Extracted data
------------------------------------------------------------------------
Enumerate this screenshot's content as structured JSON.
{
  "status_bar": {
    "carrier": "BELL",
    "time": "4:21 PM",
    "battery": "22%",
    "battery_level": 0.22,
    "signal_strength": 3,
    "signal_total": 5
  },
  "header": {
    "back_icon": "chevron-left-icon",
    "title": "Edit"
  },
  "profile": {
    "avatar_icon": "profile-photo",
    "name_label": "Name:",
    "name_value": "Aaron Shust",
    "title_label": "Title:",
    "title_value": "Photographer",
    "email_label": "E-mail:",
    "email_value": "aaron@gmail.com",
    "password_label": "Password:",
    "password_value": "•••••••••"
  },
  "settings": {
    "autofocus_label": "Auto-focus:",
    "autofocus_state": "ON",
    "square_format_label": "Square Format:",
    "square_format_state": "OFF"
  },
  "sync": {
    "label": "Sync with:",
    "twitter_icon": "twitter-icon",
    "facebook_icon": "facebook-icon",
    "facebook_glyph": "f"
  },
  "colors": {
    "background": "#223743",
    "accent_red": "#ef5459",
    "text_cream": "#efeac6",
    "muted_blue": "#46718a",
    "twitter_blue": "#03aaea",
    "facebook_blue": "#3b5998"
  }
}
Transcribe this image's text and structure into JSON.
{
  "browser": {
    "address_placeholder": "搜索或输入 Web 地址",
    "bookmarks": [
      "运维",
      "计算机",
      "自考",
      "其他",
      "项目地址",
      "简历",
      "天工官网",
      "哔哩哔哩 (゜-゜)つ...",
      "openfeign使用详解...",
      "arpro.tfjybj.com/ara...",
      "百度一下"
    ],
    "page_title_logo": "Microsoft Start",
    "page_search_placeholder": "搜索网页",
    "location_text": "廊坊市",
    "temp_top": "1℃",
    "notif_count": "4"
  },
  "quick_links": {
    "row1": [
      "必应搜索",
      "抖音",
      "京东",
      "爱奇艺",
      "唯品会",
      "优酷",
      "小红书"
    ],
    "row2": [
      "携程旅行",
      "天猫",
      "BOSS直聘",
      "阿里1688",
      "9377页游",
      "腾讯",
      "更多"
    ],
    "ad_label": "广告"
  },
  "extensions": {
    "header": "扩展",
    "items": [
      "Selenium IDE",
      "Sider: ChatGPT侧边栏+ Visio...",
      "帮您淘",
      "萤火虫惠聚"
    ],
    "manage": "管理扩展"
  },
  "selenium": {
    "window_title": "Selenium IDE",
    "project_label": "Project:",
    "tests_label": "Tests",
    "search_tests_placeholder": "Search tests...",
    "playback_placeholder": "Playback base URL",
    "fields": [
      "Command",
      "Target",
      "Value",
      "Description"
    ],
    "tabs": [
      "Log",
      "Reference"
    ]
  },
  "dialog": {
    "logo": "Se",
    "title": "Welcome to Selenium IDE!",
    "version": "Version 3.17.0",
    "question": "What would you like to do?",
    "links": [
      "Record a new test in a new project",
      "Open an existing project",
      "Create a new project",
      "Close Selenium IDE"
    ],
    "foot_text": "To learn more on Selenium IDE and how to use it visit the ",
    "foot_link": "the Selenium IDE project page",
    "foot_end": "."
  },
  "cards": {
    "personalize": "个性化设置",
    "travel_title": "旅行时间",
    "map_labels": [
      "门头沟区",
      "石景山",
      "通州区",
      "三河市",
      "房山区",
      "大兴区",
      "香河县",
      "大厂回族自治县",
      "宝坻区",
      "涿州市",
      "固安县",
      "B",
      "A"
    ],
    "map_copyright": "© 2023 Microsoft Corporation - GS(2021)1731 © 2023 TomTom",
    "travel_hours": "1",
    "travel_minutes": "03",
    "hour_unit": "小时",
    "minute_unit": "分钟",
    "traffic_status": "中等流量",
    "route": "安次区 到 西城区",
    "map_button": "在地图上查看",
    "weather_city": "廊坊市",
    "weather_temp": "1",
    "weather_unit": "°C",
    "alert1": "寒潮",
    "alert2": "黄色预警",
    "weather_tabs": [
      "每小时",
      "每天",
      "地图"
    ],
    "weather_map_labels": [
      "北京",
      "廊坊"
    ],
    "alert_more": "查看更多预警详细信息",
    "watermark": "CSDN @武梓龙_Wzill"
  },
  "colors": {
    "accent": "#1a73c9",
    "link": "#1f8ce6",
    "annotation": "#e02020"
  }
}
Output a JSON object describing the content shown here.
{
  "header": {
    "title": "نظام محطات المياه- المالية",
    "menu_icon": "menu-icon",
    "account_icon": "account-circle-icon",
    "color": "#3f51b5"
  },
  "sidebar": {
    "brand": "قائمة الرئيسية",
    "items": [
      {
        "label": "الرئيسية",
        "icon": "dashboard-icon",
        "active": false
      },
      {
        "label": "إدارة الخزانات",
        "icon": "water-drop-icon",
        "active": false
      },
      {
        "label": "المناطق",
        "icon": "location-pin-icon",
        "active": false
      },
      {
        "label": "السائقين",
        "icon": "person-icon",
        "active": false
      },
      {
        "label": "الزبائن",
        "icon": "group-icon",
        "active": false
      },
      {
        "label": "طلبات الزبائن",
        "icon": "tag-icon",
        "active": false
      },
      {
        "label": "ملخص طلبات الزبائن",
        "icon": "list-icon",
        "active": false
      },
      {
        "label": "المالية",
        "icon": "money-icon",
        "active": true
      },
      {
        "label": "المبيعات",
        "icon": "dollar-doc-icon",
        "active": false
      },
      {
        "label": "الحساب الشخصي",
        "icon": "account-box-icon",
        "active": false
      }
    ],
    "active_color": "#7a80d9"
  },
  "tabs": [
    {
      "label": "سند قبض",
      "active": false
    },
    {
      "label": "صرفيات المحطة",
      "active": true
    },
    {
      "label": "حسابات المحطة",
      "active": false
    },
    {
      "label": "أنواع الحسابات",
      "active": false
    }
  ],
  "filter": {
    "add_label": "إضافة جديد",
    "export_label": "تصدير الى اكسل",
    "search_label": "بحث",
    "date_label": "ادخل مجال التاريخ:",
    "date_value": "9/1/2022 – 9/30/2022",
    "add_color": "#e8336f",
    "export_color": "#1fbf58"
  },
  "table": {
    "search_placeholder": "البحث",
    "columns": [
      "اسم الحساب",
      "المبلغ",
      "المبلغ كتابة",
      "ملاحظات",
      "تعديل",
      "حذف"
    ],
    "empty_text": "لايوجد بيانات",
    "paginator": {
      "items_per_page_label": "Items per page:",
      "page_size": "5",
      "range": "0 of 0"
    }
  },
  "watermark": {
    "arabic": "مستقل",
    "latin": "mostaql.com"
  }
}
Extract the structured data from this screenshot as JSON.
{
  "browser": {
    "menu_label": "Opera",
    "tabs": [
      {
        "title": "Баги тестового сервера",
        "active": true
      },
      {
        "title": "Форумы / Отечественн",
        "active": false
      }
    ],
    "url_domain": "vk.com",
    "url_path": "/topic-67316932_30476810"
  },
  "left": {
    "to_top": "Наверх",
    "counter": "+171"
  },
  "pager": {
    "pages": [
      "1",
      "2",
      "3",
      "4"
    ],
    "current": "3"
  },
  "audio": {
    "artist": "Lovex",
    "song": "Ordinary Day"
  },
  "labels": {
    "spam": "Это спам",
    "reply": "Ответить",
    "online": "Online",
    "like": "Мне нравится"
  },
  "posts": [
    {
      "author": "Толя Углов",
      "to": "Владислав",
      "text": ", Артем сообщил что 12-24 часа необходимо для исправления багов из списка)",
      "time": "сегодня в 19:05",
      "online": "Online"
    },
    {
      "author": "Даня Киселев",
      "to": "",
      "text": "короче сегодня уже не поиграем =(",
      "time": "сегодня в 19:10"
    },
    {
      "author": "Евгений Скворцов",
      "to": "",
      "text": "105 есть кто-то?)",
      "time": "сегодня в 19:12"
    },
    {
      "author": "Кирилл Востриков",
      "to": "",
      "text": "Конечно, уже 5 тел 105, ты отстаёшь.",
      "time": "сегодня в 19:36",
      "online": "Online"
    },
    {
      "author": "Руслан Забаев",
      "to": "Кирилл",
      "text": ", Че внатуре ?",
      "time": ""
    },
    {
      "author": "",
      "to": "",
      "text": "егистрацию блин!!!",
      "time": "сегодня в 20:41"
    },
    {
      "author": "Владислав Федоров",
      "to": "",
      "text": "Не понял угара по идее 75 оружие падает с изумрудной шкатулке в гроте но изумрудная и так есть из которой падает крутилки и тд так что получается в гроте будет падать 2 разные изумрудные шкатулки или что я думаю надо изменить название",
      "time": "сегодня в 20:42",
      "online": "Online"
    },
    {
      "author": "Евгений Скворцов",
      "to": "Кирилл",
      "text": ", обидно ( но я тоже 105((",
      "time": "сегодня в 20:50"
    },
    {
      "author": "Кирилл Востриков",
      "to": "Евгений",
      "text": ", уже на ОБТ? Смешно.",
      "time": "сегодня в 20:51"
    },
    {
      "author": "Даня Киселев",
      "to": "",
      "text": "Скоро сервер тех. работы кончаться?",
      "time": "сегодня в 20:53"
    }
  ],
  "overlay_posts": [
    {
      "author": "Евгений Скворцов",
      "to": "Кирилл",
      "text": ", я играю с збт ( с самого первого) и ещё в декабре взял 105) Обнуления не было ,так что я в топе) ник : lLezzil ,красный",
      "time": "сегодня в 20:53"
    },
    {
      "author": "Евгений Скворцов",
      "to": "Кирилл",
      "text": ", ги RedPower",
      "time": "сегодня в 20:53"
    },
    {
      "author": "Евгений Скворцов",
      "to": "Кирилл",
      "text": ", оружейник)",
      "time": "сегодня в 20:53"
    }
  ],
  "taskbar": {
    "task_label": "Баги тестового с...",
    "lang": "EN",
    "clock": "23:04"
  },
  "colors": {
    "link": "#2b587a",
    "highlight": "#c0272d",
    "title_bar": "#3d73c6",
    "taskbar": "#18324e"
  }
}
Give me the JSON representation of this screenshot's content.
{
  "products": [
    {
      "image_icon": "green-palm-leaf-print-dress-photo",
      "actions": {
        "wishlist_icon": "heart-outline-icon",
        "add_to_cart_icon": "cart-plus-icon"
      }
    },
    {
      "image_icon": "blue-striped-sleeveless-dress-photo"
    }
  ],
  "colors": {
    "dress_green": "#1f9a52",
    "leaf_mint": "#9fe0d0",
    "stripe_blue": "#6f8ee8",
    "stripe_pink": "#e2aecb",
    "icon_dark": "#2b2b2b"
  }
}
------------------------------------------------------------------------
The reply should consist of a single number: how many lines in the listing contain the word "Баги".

2